Incarcerating people without warrant is unacceptable

By Charles Takyi-Boadu - Ghanaian Chronicle

A Human Rights crusader, Raphael Godlove Ahenu Jr., has expressed shock over revelations that remand prisoners have been kept in prison for a long time without any charges being preferred against them.

According to him, the situation was unacceptable, if the report published by Centre for Human Rights and Civil Liberties (CHURCIL) in the dailies recently, and what Tsatsu Tsikata, who was recently released from Nsawam Prisons, said at a human rights forum organized by the Free Tsatsu Campaign, which revealed that about 1,200 inmates were being held in prisons without warrant, are true.

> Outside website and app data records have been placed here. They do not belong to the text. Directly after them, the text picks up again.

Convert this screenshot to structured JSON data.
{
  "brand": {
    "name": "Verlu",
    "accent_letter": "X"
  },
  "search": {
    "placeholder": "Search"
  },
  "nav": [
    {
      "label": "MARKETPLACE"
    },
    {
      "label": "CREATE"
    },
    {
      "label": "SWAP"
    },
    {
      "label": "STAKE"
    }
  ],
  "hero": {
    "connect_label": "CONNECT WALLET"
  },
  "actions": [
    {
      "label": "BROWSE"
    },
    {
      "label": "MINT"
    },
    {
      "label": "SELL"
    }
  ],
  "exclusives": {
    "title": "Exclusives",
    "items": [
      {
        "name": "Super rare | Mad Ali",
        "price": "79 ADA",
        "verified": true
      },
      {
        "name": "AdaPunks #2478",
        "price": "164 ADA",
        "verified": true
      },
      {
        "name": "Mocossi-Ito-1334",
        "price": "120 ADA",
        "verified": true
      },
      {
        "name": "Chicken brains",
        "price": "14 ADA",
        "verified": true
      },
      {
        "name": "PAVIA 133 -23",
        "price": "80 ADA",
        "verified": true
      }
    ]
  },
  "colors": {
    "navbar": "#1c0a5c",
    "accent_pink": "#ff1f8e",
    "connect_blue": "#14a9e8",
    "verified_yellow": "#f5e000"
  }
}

Mr. Ahenu continued that the issue must be a source of grave concern to all, particularly human rights activists in the country, and appealed to them to help address the situation.

Speaking to newsmen in Sunyani recently, Mr. Ahenu called on the Attorney General and the Ministry of Justice to, as a matter of urgency, facilitate the trial of such prisoners, and release those who have no case to answer.

Mr. Ahenu is the Chief Executive Officer (CEO) of African Media Aid (AFRIMA), a media development non-governmental organisation (NGO) aimed at promoting a human rights culture in society.

The organisation also works towards the empowerment of women, children and civil society, as well as the law enforcement agencies, through education, awareness creation and legal interventions.

He again expressed worry over the unhealthy state and overcrowding in the country's prisons, saying, “If pragmatic measures are not put in place to arrest the increase in human rights abuse in the country, the situation could get out of hand.”

Mr. Ahenu, therefore, challenged President John Evans Atta Mills' administration to make human right issues its main concern, to help drastically reduce human rights abuse cases, especially among women and children.

He also urged the new government to ensure that overcrowding in the country's prisons becomes a thing of the past, by expanding prison facilities, as well as improve the health conditions of the prisoners.

He suggested to the government to put in place measures to ensure that more prisoners, particularly the youth, receive employable skills while serving their prison terms.

According to him, AFRIMA would this year embark on a human rights campaign programme, dubbed “know Your Rights” and “Abolish Death Penalty”, aimed at educating the general public on their rights, as well as mobilising people to campaign against the death penalty.

He appealed to the general public and other human rights institutions, especially the media, to join, as well as support the campaign when it starts in April this year.